Serum level of osteocalcin (OC) is believed to be a specific biochemical parameter
of bone formation. Decreased serum OC has been reported in alcohol-intoxicated subjects,
in patients with primary biliary cirrhosis and in patients with chronic alcoholic
liver disease. The question was, whether lower OC level could be detected in patients
with nonalcoholic and non-cholestatic chronic liver disease. The serum OC was measured
by RIA developed in our laboratory. Results were compared to age and sex matched controls.
Decreased OC level was found in 35 out of 47 (74%) patients with non-alcoholic and
non-cholestatic liver disease as chronic persistent hepatitis, chronic active hepatitis,

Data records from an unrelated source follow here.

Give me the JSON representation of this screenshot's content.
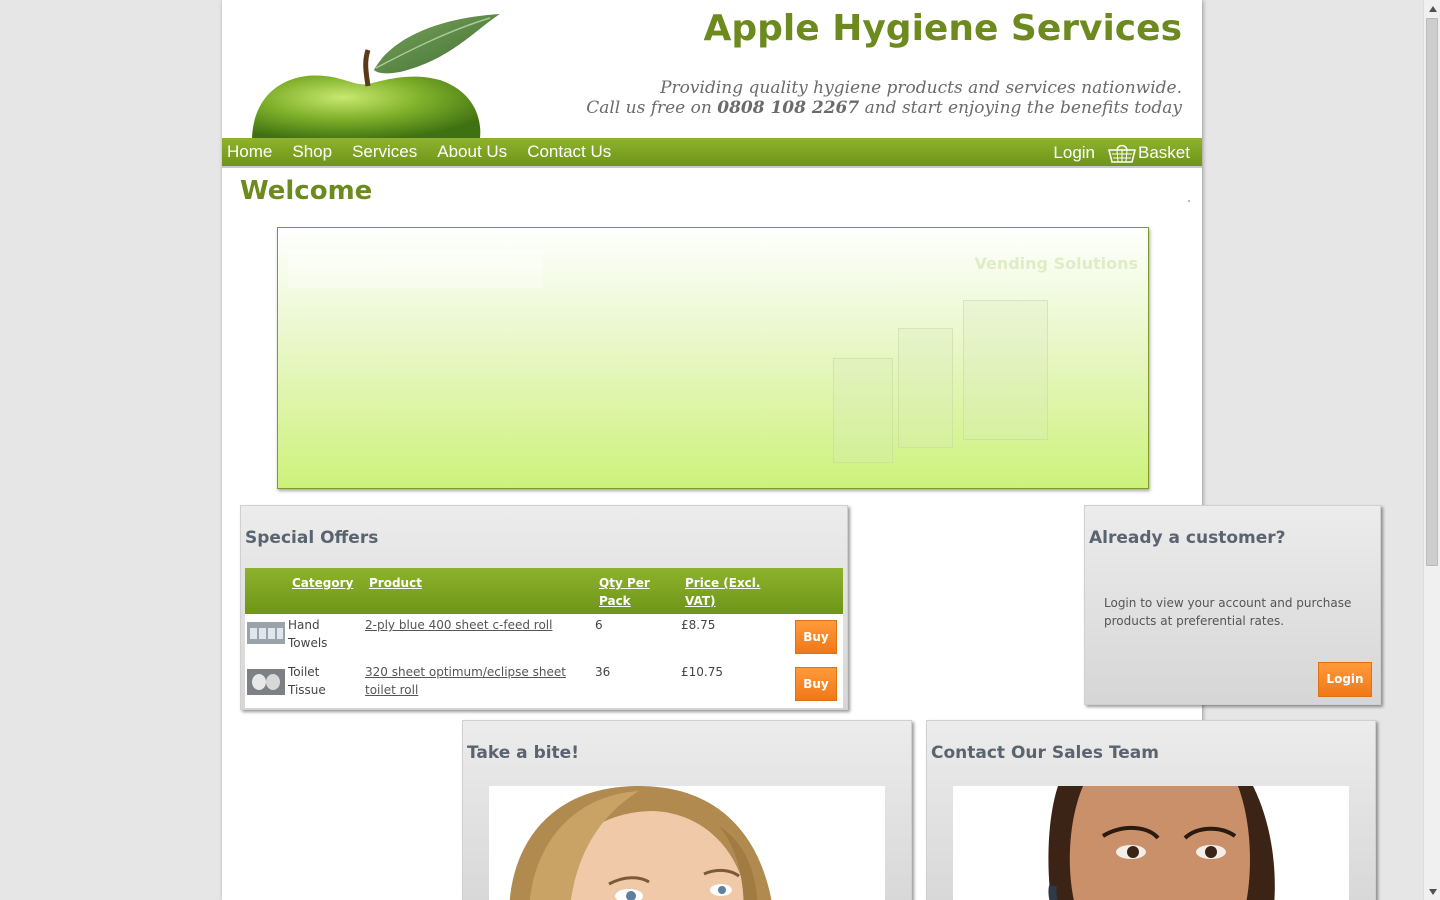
{
  "header": {
    "title": "Apple Hygiene Services",
    "tagline_line1": "Providing quality hygiene products and services nationwide.",
    "tagline_pre": "Call us free on ",
    "phone": "0808 108 2267",
    "tagline_post": " and start enjoying the benefits today"
  },
  "nav": {
    "items": [
      "Home",
      "Shop",
      "Services",
      "About Us",
      "Contact Us"
    ],
    "login": "Login",
    "basket": "Basket"
  },
  "welcome": "Welcome",
  "banner": {
    "heading": "Vending Solutions"
  },
  "offers": {
    "title": "Special Offers",
    "columns": [
      "Category",
      "Product",
      "Qty Per Pack",
      "Price (Excl. VAT)"
    ],
    "rows": [
      {
        "category": "Hand Towels",
        "product": "2-ply blue 400 sheet c-feed roll",
        "qty": "6",
        "price": "£8.75",
        "action": "Buy"
      },
      {
        "category": "Toilet Tissue",
        "product": "320 sheet optimum/eclipse sheet toilet roll",
        "qty": "36",
        "price": "£10.75",
        "action": "Buy"
      }
    ]
  },
  "customer": {
    "title": "Already a customer?",
    "text": "Login to view your account and purchase products at preferential rates.",
    "button": "Login"
  },
  "bite": {
    "title": "Take a bite!"
  },
  "sales": {
    "title": "Contact Our Sales Team"
  },
  "colors": {
    "brand_green": "#6d8a1e",
    "nav_green": "#7fa323",
    "button_orange": "#f7851f"
  }
}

fatty liver and cirrhosis, in 21 out of 26 (80%) patients with alcoholic liver disease
and in 8 out of 15 (53%) primary biliary cirrhosis. None of the patients had elevated
value. There was no correlation between the decreased OC level and the duration or

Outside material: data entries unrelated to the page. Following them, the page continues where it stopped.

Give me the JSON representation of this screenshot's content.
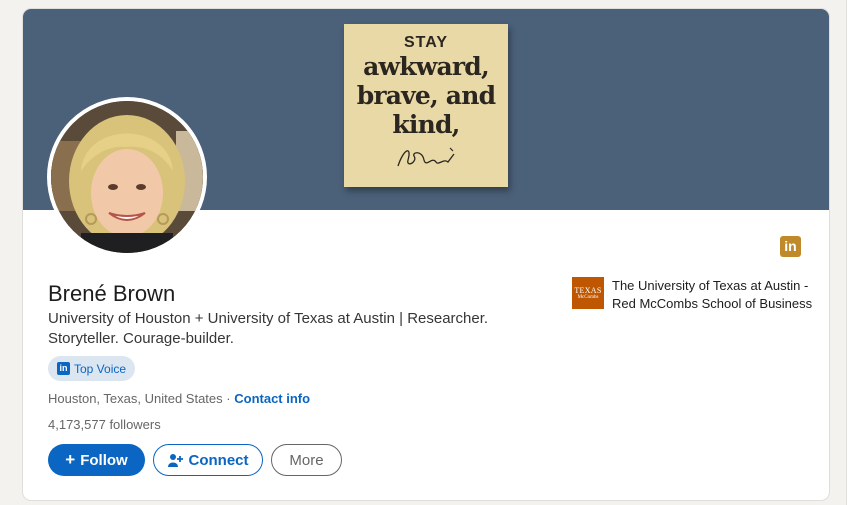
{
  "banner": {
    "note_line1": "STAY",
    "note_line2": "awkward,",
    "note_line3": "brave, and",
    "note_line4": "kind,"
  },
  "profile": {
    "name": "Brené Brown",
    "headline": "University of Houston + University of Texas at Austin | Researcher. Storyteller. Courage-builder.",
    "badge_label": "Top Voice",
    "location": "Houston, Texas, United States",
    "separator": "·",
    "contact_label": "Contact info",
    "followers": "4,173,577 followers"
  },
  "actions": {
    "follow_label": "Follow",
    "connect_label": "Connect",
    "more_label": "More"
  },
  "education": {
    "logo_line1": "TEXAS",
    "logo_line2": "McCombs",
    "name": "The University of Texas at Austin - Red McCombs School of Business"
  },
  "icons": {
    "linkedin_badge": "in",
    "follow": "+",
    "connect": "add-person"
  },
  "colors": {
    "accent": "#0a66c2",
    "banner": "#4b6079",
    "note": "#e9d9a6",
    "texas_orange": "#bf5700",
    "linkedin_gold": "#c08a2b"
  }
}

severity of the liver disease and the laboratory parameters as bilirubin, AST, ALT,
alkaline phosphatase, albumin, prothrombin, and serum 25-OH-D3 vitamin level. Decreased
OC was found also in the patients without cirrhosis. The possible causes are discussed.
Relying upon these findings it is supposed that chronic liver disease by itself can
influence the osteoblast activity also by some unknown mechanism.